> DATA EXTRACTS
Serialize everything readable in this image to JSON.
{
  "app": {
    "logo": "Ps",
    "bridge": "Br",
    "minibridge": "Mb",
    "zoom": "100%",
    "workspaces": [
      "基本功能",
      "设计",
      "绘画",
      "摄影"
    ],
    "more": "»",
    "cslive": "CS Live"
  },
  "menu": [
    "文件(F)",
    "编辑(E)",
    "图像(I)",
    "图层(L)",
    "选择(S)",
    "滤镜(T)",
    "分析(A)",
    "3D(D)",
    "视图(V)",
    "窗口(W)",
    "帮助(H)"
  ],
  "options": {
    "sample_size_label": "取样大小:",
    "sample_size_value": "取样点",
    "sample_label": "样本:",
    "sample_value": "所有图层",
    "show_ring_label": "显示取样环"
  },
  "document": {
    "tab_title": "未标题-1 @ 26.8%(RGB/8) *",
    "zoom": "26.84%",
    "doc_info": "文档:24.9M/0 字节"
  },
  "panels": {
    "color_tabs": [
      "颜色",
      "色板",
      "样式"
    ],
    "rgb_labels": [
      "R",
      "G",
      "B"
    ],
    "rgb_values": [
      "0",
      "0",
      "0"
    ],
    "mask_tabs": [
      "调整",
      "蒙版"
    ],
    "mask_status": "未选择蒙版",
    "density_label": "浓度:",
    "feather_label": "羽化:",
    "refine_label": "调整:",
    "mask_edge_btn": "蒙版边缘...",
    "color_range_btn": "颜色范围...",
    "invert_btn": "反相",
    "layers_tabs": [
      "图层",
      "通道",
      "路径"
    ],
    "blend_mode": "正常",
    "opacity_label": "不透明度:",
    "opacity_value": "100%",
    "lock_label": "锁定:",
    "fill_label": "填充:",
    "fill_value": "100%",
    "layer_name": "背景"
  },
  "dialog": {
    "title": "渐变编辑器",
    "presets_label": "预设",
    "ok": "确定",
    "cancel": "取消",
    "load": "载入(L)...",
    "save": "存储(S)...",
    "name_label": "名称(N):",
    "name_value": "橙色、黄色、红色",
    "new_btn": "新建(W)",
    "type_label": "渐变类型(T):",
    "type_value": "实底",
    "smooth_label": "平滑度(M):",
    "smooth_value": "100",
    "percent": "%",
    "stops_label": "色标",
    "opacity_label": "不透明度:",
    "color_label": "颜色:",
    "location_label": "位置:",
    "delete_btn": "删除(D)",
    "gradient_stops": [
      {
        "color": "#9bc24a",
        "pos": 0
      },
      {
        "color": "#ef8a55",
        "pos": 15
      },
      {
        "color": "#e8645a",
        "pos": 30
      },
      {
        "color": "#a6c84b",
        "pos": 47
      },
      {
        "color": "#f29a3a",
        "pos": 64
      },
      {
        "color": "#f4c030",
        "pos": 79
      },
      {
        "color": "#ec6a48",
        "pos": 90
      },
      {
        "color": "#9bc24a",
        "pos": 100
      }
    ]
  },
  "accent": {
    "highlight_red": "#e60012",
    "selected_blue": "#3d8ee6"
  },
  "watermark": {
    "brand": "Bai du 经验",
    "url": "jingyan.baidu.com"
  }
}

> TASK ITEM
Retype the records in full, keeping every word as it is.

> EXERCISE RESULT
Serialize everything readable in this image to JSON.
{
  "app": {
    "logo": "Ps",
    "bridge": "Br",
    "minibridge": "Mb",
    "zoom": "100%",
    "workspaces": [
      "基本功能",
      "设计",
      "绘画",
      "摄影"
    ],
    "more": "»",
    "cslive": "CS Live"
  },
  "menu": [
    "文件(F)",
    "编辑(E)",
    "图像(I)",
    "图层(L)",
    "选择(S)",
    "滤镜(T)",
    "分析(A)",
    "3D(D)",
    "视图(V)",
    "窗口(W)",
    "帮助(H)"
  ],
  "options": {
    "sample_size_label": "取样大小:",
    "sample_size_value": "取样点",
    "sample_label": "样本:",
    "sample_value": "所有图层",
    "show_ring_label": "显示取样环"
  },
  "document": {
    "tab_title": "未标题-1 @ 26.8%(RGB/8) *",
    "zoom": "26.84%",
    "doc_info": "文档:24.9M/0 字节"
  },
  "panels": {
    "color_tabs": [
      "颜色",
      "色板",
      "样式"
    ],
    "rgb_labels": [
      "R",
      "G",
      "B"
    ],
    "rgb_values": [
      "0",
      "0",
      "0"
    ],
    "mask_tabs": [
      "调整",
      "蒙版"
    ],
    "mask_status": "未选择蒙版",
    "density_label": "浓度:",
    "feather_label": "羽化:",
    "refine_label": "调整:",
    "mask_edge_btn": "蒙版边缘...",
    "color_range_btn": "颜色范围...",
    "invert_btn": "反相",
    "layers_tabs": [
      "图层",
      "通道",
      "路径"
    ],
    "blend_mode": "正常",
    "opacity_label": "不透明度:",
    "opacity_value": "100%",
    "lock_label": "锁定:",
    "fill_label": "填充:",
    "fill_value": "100%",
    "layer_name": "背景"
  },
  "dialog": {
    "title": "渐变编辑器",
    "presets_label": "预设",
    "ok": "确定",
    "cancel": "取消",
    "load": "载入(L)...",
    "save": "存储(S)...",
    "name_label": "名称(N):",
    "name_value": "橙色、黄色、红色",
    "new_btn": "新建(W)",
    "type_label": "渐变类型(T):",
    "type_value": "实底",
    "smooth_label": "平滑度(M):",
    "smooth_value": "100",
    "percent": "%",
    "stops_label": "色标",
    "opacity_label": "不透明度:",
    "color_label": "颜色:",
    "location_label": "位置:",
    "delete_btn": "删除(D)",
    "gradient_stops": [
      {
        "color": "#9bc24a",
        "pos": 0
      },
      {
        "color": "#ef8a55",
        "pos": 15
      },
      {
        "color": "#e8645a",
        "pos": 30
      },
      {
        "color": "#a6c84b",
        "pos": 47
      },
      {
        "color": "#f29a3a",
        "pos": 64
      },
      {
        "color": "#f4c030",
        "pos": 79
      },
      {
        "color": "#ec6a48",
        "pos": 90
      },
      {
        "color": "#9bc24a",
        "pos": 100
      }
    ]
  },
  "accent": {
    "highlight_red": "#e60012",
    "selected_blue": "#3d8ee6"
  },
  "watermark": {
    "brand": "Bai du 经验",
    "url": "jingyan.baidu.com"
  }
}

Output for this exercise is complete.